Jun 13, 2005 2:29 AM

Carol, I know that you want me to invite all the folks to come out again this year when you host the Junior/Senior World Championship of Poker on July 10-12 at The Orleans in Las Vegas.

Last year you had 246 players and met all of your goals.

It was wonderful that all the players turned out for the annual charity no limit hold ”˜em tournament, and it was great that you could award $100,000 to the winner.

In a couple of weeks, I will be sure to tell the folks more about your annual charity poker tournament The Orleans.

But today, I want to talk about the World Series of Poker, which kicked off earlier this month at the Rio in Las Vegas.

There are literally thousands of poker players participating this year and millions of dollars will be won and lost during this year’s tournament.

I have been invited by Howard Greenbaum of Harrah’s to be the unofficial host of The Seniors tournament at the World Series on Saturday, July 2.

Then I will be the official host of The Seniors at the Orleans Open on July 21 at The Orleans.

I would like to invite all senior poker players to join me at both seniors’ events.

I agreed with Binion’s Horseshoe a few years ago to merge The Seniors World Championship of Poker and its logo with the World Series of Poker and its logo, and I agreed to host the inaugural edition of The Seniors at the World Series.

The Rio is hosting the World Series for the first time, and the event has come a long way from the first games held at the Horseshoe.

I played with Benny Binion and the boys at the old Horseshoe in downtown Las Vegas before there was a World Series of Poker. I was out of town when the first tournament was held in Las Vegas. As I recall, there was almost a full game — first, six players, then eight and 12.

The first time I played in the WSOP was in 1980 — a quarter of a century ago.
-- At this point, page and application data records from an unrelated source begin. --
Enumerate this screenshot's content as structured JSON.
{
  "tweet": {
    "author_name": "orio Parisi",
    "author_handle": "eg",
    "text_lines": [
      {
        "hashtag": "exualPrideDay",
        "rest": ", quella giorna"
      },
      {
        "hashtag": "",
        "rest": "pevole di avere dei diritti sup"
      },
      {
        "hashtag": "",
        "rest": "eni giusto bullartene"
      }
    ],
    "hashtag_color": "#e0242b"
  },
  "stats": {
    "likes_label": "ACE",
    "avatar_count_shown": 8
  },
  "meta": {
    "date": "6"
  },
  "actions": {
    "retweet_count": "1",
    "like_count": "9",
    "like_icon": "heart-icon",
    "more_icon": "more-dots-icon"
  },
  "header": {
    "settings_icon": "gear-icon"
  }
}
Since Stu Ungar won the championship that year, there’s been a lot of poker played in the World Series.

I couldn’t beat Stu (who could?) but I won the gold bracelet that year for being Best All Around Player of the World Series.

This year there will be more than 6,000 players who will put up $10,000 to play for the Harrah’s version of the old World Series championship.

Trying to imagine a room with 6,000 players reminds of a game I played with "Buffalo" Joe Baldwin of Palo Alto, California.

In one hand I sent my troops (chips) into his herd and that was the end of me. Buffalo Joe warned me, "Johnny, you should never go roller-skating in a buffalo herd."

Well, if you do play in this year’s championship event you will be skating in a really big

buffalo herd.

Over the years, I’ve learned to avoid playing against someone named "Doc" or "Lucky." Now, I know better than to go roller-skating in a buffalo herd.

Oklahoma Johnny Poker Tip of the week

If you play in this year’s WSOP with so many players, you cannot expect to win all the pots that you play in. And if you try to win too many pots, you will have trouble going home with the money.

So, as it is in war, pick the hill (or pots) that you want to win.

A good general knows that if he fights for each little hill that he will lose a lot of troops trying to take or hold hills that are not very important to winning the overall battle and the war.

You should play poker like a good general — your chips are your army and they are not expendable.

A good general will pick a high hill to defend. You should pick a good hand with which to defend your chips (troops).

If you do this you will have chips (troops) to play with in tomorrow’s poker battle.

Until next time remember to stay lucky.